Several years ago my wife and I visited Budapest during a trip to Europe. The city is one of the many crossroads of history that dot the European landscape. It is a history of constant strife, from pre-Roman to modern times, sweeping back and forth across the region as rival powers rose and fell, the one constant being the suffering inflicted on the people caught in the middle, simply trying to live their lives
One of the worst conflicts to bruise Budapest was World War II, which left much of the city in ruins. On our visit we saw the memorial on the Pest bank of the Danube where Jews were shot and their bodies thrown into the river. Known as Shoes on the Danube, it is a memorable sight.

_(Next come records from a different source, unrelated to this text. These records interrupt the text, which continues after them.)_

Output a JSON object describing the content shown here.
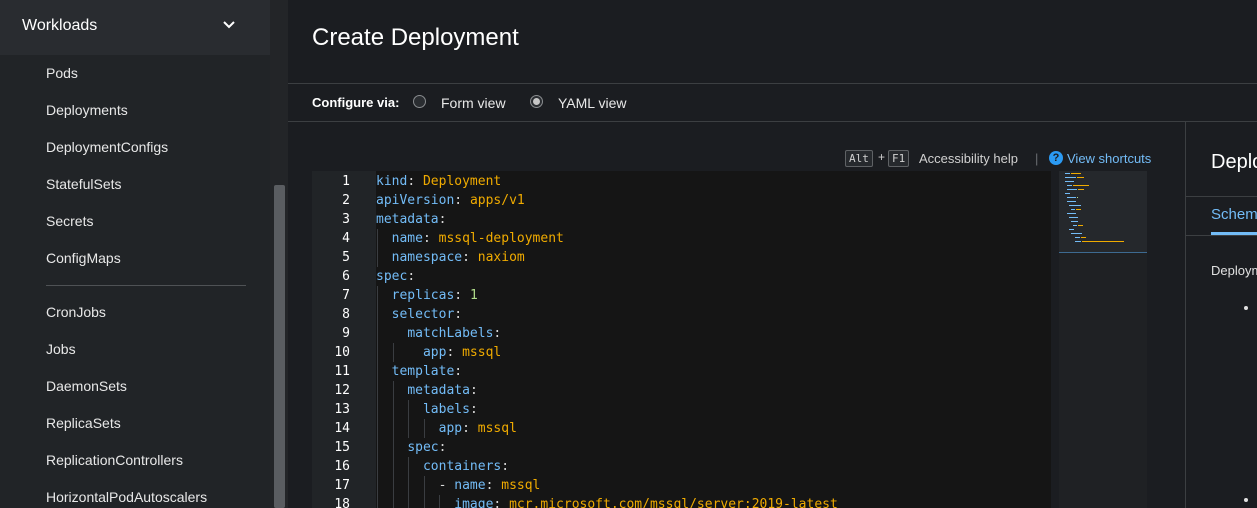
{
  "sidebar": {
    "section_label": "Workloads",
    "items": [
      {
        "label": "Pods"
      },
      {
        "label": "Deployments"
      },
      {
        "label": "DeploymentConfigs"
      },
      {
        "label": "StatefulSets"
      },
      {
        "label": "Secrets"
      },
      {
        "label": "ConfigMaps"
      },
      {
        "label": "CronJobs"
      },
      {
        "label": "Jobs"
      },
      {
        "label": "DaemonSets"
      },
      {
        "label": "ReplicaSets"
      },
      {
        "label": "ReplicationControllers"
      },
      {
        "label": "HorizontalPodAutoscalers"
      }
    ]
  },
  "header": {
    "title": "Create Deployment"
  },
  "configure": {
    "label": "Configure via:",
    "options": [
      {
        "label": "Form view",
        "selected": false
      },
      {
        "label": "YAML view",
        "selected": true
      }
    ]
  },
  "editor_toolbar": {
    "key1": "Alt",
    "plus": "+",
    "key2": "F1",
    "accessibility_help": "Accessibility help",
    "separator": "|",
    "help_icon": "?",
    "view_shortcuts": "View shortcuts"
  },
  "editor": {
    "lines": [
      {
        "num": "1",
        "indent": "",
        "key": "kind",
        "value": "Deployment",
        "type": "str"
      },
      {
        "num": "2",
        "indent": "",
        "key": "apiVersion",
        "value": "apps/v1",
        "type": "str"
      },
      {
        "num": "3",
        "indent": "",
        "key": "metadata",
        "value": "",
        "type": "none"
      },
      {
        "num": "4",
        "indent": "  ",
        "key": "name",
        "value": "mssql-deployment",
        "type": "str"
      },
      {
        "num": "5",
        "indent": "  ",
        "key": "namespace",
        "value": "naxiom",
        "type": "str"
      },
      {
        "num": "6",
        "indent": "",
        "key": "spec",
        "value": "",
        "type": "none"
      },
      {
        "num": "7",
        "indent": "  ",
        "key": "replicas",
        "value": "1",
        "type": "num"
      },
      {
        "num": "8",
        "indent": "  ",
        "key": "selector",
        "value": "",
        "type": "none"
      },
      {
        "num": "9",
        "indent": "    ",
        "key": "matchLabels",
        "value": "",
        "type": "none"
      },
      {
        "num": "10",
        "indent": "      ",
        "key": "app",
        "value": "mssql",
        "type": "str"
      },
      {
        "num": "11",
        "indent": "  ",
        "key": "template",
        "value": "",
        "type": "none"
      },
      {
        "num": "12",
        "indent": "    ",
        "key": "metadata",
        "value": "",
        "type": "none"
      },
      {
        "num": "13",
        "indent": "      ",
        "key": "labels",
        "value": "",
        "type": "none"
      },
      {
        "num": "14",
        "indent": "        ",
        "key": "app",
        "value": "mssql",
        "type": "str"
      },
      {
        "num": "15",
        "indent": "    ",
        "key": "spec",
        "value": "",
        "type": "none"
      },
      {
        "num": "16",
        "indent": "      ",
        "key": "containers",
        "value": "",
        "type": "none"
      },
      {
        "num": "17",
        "indent": "        - ",
        "key": "name",
        "value": "mssql",
        "type": "str"
      },
      {
        "num": "18",
        "indent": "          ",
        "key": "image",
        "value": "mcr.microsoft.com/mssql/server:2019-latest",
        "type": "str"
      }
    ]
  },
  "side_panel": {
    "title": "Deployment",
    "tab": "Schema",
    "description": "Deployment"
  },
  "colors": {
    "accent": "#73bcf7",
    "yaml_key": "#73bcf7",
    "yaml_string": "#f0ab00",
    "yaml_number": "#b0dc8a"
  }
}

This was brought back to me recently by a New York Times story about Eva Fahidi, a 90-year-old resident of Budapest. In 1944, at age 18, she was sent to Auschwitz, a horror she survived due in part to the fact the Nazis were killing people so fast that the camp’s crematories couldn’t keep up, and because she was chosen for the hard labor detail. Fahidi lost 49 relatives to the Holocaust, including her father, mother and her 11-year-old sister, last glimpsed on the ramp where the arriving captives were unloaded from the trains and separated into those who would be gassed immediately, and those who could render some service before being gassed.

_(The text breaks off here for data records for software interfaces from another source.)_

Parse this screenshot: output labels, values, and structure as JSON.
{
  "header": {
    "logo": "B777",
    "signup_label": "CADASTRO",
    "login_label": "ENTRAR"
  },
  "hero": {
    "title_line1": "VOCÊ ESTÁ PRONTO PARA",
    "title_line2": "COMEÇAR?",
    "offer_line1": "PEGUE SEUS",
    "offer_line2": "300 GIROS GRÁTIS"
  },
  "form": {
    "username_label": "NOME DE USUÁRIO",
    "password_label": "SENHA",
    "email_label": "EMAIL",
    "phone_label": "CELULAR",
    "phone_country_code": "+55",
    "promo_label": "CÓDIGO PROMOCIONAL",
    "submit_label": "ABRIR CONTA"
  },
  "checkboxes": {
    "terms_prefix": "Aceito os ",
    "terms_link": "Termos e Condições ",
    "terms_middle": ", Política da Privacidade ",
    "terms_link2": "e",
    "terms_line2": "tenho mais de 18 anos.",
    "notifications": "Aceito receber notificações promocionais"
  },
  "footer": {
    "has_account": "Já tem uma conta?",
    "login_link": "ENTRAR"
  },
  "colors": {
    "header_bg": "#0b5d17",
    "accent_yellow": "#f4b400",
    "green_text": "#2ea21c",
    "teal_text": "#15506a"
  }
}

It occurred to me that during our visit to Budapest we might well have passed Fahidi on the street. It is a bustling, vibrant city, with sidewalks and open-air cafes filled with people. We would have not taken anymore notice of her than of the thousands of other city residents we passed, all of them more or less anonymous to us, never having met them before, and never to meet them again.
Or, perhaps we walked below her apartment, described as sitting high above the city’s main tourist street, where we no doubt passed. She might have been there in her apartment as we walked by, still dealing with the pain, 70 years after the camp was liberated. The Times article quoted her as saying, “Time does not help. It only deepens the feeling that something is missing. One simply learns to live with such trauma.”
And she has learned. Described as still lively at 90, she drank a glass of wine with the reporter, has written a memoir, revisited Auschwitz in 2003 and spoke at a Berlin ceremony in January, hosted by the chancellor of Germany, to commemorate the liberation of the camp, where 1.5 million people died.
As for me, I can’t help but wonder if, had I noticed her on a Budapest sidewalk, would I have seen anything that would have hinted at her past, about the role history pushed to her doorstep, or the burden she carries within herself every waking moment. Perhaps we did pass her; if so, everything that had happened to her remained hidden behind a face like all the others we passed that day. Call it the common face of humanity, which we all wear.